* Try it
Return the entries below in full. Keep every word as it is.

* Excerpted data
+ + + + + + +

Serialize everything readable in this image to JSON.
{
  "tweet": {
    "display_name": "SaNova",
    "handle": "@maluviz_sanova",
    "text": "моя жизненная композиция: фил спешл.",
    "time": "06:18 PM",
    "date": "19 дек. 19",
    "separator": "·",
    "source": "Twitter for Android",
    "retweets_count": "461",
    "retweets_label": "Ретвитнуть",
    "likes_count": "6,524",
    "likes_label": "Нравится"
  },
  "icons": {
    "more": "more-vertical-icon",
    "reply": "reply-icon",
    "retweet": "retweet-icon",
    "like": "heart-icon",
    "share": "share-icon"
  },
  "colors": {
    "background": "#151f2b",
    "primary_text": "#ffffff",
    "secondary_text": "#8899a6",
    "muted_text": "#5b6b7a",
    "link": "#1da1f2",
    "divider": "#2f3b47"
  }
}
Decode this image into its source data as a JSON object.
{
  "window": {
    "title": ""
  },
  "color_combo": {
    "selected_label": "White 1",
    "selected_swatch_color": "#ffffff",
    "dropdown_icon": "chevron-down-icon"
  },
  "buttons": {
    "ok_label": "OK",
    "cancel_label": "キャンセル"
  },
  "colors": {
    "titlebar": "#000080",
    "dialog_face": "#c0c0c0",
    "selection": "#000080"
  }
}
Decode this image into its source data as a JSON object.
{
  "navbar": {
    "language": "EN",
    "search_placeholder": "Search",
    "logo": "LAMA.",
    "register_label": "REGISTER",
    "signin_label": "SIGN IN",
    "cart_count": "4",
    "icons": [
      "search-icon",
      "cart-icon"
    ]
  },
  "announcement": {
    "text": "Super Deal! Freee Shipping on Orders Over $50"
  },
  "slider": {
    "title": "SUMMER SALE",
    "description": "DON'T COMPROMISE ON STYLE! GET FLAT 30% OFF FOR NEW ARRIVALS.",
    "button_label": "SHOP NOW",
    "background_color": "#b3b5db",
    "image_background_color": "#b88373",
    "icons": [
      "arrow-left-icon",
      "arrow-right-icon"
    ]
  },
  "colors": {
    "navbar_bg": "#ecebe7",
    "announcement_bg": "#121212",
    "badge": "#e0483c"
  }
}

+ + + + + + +

* Response to this exercise
Serialize everything readable in this image to JSON.
{
  "tweet": {
    "display_name": "SaNova",
    "handle": "@maluviz_sanova",
    "text": "моя жизненная композиция: фил спешл.",
    "time": "06:18 PM",
    "date": "19 дек. 19",
    "separator": "·",
    "source": "Twitter for Android",
    "retweets_count": "461",
    "retweets_label": "Ретвитнуть",
    "likes_count": "6,524",
    "likes_label": "Нравится"
  },
  "icons": {
    "more": "more-vertical-icon",
    "reply": "reply-icon",
    "retweet": "retweet-icon",
    "like": "heart-icon",
    "share": "share-icon"
  },
  "colors": {
    "background": "#151f2b",
    "primary_text": "#ffffff",
    "secondary_text": "#8899a6",
    "muted_text": "#5b6b7a",
    "link": "#1da1f2",
    "divider": "#2f3b47"
  }
}
Decode this image into its source data as a JSON object.
{
  "window": {
    "title": ""
  },
  "color_combo": {
    "selected_label": "White 1",
    "selected_swatch_color": "#ffffff",
    "dropdown_icon": "chevron-down-icon"
  },
  "buttons": {
    "ok_label": "OK",
    "cancel_label": "キャンセル"
  },
  "colors": {
    "titlebar": "#000080",
    "dialog_face": "#c0c0c0",
    "selection": "#000080"
  }
}
Decode this image into its source data as a JSON object.
{
  "navbar": {
    "language": "EN",
    "search_placeholder": "Search",
    "logo": "LAMA.",
    "register_label": "REGISTER",
    "signin_label": "SIGN IN",
    "cart_count": "4",
    "icons": [
      "search-icon",
      "cart-icon"
    ]
  },
  "announcement": {
    "text": "Super Deal! Freee Shipping on Orders Over $50"
  },
  "slider": {
    "title": "SUMMER SALE",
    "description": "DON'T COMPROMISE ON STYLE! GET FLAT 30% OFF FOR NEW ARRIVALS.",
    "button_label": "SHOP NOW",
    "background_color": "#b3b5db",
    "image_background_color": "#b88373",
    "icons": [
      "arrow-left-icon",
      "arrow-right-icon"
    ]
  },
  "colors": {
    "navbar_bg": "#ecebe7",
    "announcement_bg": "#121212",
    "badge": "#e0483c"
  }
}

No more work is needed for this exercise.